While it lacks the power to create a national franchising process, the FCC did its bit Wednesday for competition and choice in cable and video services by voting to institute a 90-day “shot clock” for local approval of franchise applications and sharply curtailing local authorities’ ability to demand build-out requirements as well as other costly concessions from applicants that often do not pertain to service. The ruling means that cable competitors, particularly phone companies which have begin rolling out fiber and IP-based video services in the past year, can gain approval to begin construction in more markets faster. The FCC ruling incorporates provisions found in most franchise reform bills that have been enacted or introduced around the country, taking the nation as a whole that much closer to greater cable and broadband competition. In areas where there is competition for cable and cable-like video services, prices drop and service options improve. Comcast dropped prices, or held the line on rate increases, in markets in Florida and Virginia where Verizon launched its fiber-based FiOS service. After AT&T introduced IPTV service in San Antonio, Time Warner Cable chose the Texas city as a test market for its new “Start Over” feature that allows viewers who tune in late to watch a desired show from the beginning.

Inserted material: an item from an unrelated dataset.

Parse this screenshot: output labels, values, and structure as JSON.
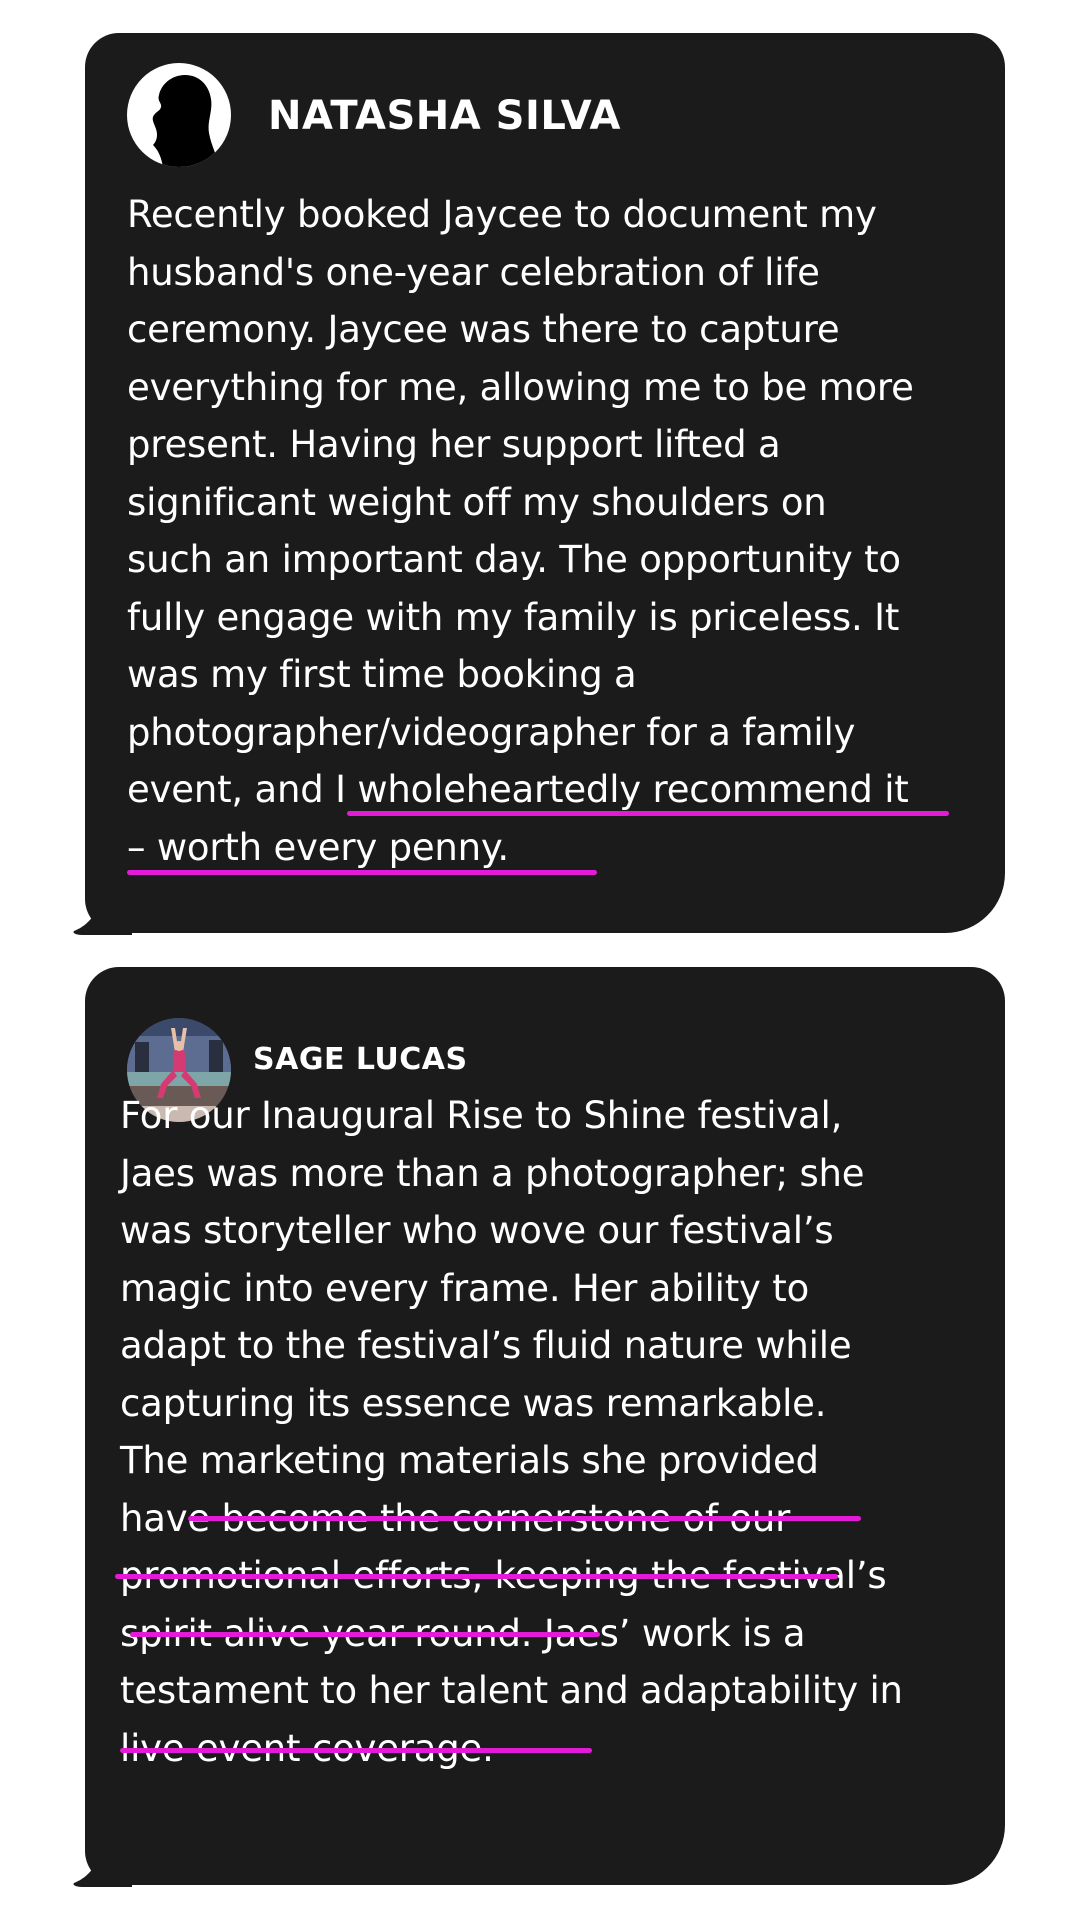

Steven Titch served as a policy analyst at Reason Foundation from 2004 to 2013.